• **WORK TASK**: Every entry, from the first to the last, should be written out exactly.

Records excerpted from a collection
▼▼▼

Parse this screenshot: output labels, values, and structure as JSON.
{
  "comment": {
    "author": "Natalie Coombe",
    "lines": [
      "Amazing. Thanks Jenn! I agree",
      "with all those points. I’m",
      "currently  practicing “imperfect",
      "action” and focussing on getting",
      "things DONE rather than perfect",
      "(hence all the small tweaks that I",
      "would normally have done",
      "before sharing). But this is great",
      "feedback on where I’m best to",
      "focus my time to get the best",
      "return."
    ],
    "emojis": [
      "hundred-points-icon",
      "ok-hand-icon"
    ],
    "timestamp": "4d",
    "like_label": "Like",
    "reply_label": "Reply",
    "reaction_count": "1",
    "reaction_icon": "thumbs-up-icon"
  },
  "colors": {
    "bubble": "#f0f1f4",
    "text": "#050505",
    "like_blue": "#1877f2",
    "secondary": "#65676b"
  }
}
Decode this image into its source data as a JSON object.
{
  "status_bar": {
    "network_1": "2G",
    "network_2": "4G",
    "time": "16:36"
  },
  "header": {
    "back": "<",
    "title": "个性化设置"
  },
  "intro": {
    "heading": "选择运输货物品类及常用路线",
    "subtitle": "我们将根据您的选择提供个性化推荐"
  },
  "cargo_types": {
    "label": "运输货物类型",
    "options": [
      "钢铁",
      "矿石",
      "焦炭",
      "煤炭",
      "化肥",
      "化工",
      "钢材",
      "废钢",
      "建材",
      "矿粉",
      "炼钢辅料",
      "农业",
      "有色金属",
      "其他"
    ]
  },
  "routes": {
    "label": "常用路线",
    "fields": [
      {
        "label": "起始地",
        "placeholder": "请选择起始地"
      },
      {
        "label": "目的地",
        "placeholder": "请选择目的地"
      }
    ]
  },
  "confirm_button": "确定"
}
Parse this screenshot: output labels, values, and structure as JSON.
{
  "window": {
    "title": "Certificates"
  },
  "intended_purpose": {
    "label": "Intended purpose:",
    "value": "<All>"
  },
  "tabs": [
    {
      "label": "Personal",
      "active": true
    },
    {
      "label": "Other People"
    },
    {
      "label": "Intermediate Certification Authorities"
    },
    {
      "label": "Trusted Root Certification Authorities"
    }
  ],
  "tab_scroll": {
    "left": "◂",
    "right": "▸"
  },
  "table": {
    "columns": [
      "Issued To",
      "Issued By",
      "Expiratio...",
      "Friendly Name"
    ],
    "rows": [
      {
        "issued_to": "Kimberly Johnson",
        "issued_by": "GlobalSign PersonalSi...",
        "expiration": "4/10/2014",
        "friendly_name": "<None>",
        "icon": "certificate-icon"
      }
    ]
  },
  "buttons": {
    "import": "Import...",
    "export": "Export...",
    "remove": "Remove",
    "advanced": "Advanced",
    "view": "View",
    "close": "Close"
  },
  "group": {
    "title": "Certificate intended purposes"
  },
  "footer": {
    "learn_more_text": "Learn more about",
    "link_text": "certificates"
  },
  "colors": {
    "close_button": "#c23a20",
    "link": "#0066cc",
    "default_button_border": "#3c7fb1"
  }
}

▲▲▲

• **SOLUTION FOR THIS TASK**:
Parse this screenshot: output labels, values, and structure as JSON.
{
  "comment": {
    "author": "Natalie Coombe",
    "lines": [
      "Amazing. Thanks Jenn! I agree",
      "with all those points. I’m",
      "currently  practicing “imperfect",
      "action” and focussing on getting",
      "things DONE rather than perfect",
      "(hence all the small tweaks that I",
      "would normally have done",
      "before sharing). But this is great",
      "feedback on where I’m best to",
      "focus my time to get the best",
      "return."
    ],
    "emojis": [
      "hundred-points-icon",
      "ok-hand-icon"
    ],
    "timestamp": "4d",
    "like_label": "Like",
    "reply_label": "Reply",
    "reaction_count": "1",
    "reaction_icon": "thumbs-up-icon"
  },
  "colors": {
    "bubble": "#f0f1f4",
    "text": "#050505",
    "like_blue": "#1877f2",
    "secondary": "#65676b"
  }
}
Decode this image into its source data as a JSON object.
{
  "status_bar": {
    "network_1": "2G",
    "network_2": "4G",
    "time": "16:36"
  },
  "header": {
    "back": "<",
    "title": "个性化设置"
  },
  "intro": {
    "heading": "选择运输货物品类及常用路线",
    "subtitle": "我们将根据您的选择提供个性化推荐"
  },
  "cargo_types": {
    "label": "运输货物类型",
    "options": [
      "钢铁",
      "矿石",
      "焦炭",
      "煤炭",
      "化肥",
      "化工",
      "钢材",
      "废钢",
      "建材",
      "矿粉",
      "炼钢辅料",
      "农业",
      "有色金属",
      "其他"
    ]
  },
  "routes": {
    "label": "常用路线",
    "fields": [
      {
        "label": "起始地",
        "placeholder": "请选择起始地"
      },
      {
        "label": "目的地",
        "placeholder": "请选择目的地"
      }
    ]
  },
  "confirm_button": "确定"
}
Parse this screenshot: output labels, values, and structure as JSON.
{
  "window": {
    "title": "Certificates"
  },
  "intended_purpose": {
    "label": "Intended purpose:",
    "value": "<All>"
  },
  "tabs": [
    {
      "label": "Personal",
      "active": true
    },
    {
      "label": "Other People"
    },
    {
      "label": "Intermediate Certification Authorities"
    },
    {
      "label": "Trusted Root Certification Authorities"
    }
  ],
  "tab_scroll": {
    "left": "◂",
    "right": "▸"
  },
  "table": {
    "columns": [
      "Issued To",
      "Issued By",
      "Expiratio...",
      "Friendly Name"
    ],
    "rows": [
      {
        "issued_to": "Kimberly Johnson",
        "issued_by": "GlobalSign PersonalSi...",
        "expiration": "4/10/2014",
        "friendly_name": "<None>",
        "icon": "certificate-icon"
      }
    ]
  },
  "buttons": {
    "import": "Import...",
    "export": "Export...",
    "remove": "Remove",
    "advanced": "Advanced",
    "view": "View",
    "close": "Close"
  },
  "group": {
    "title": "Certificate intended purposes"
  },
  "footer": {
    "learn_more_text": "Learn more about",
    "link_text": "certificates"
  },
  "colors": {
    "close_button": "#c23a20",
    "link": "#0066cc",
    "default_button_border": "#3c7fb1"
  }
}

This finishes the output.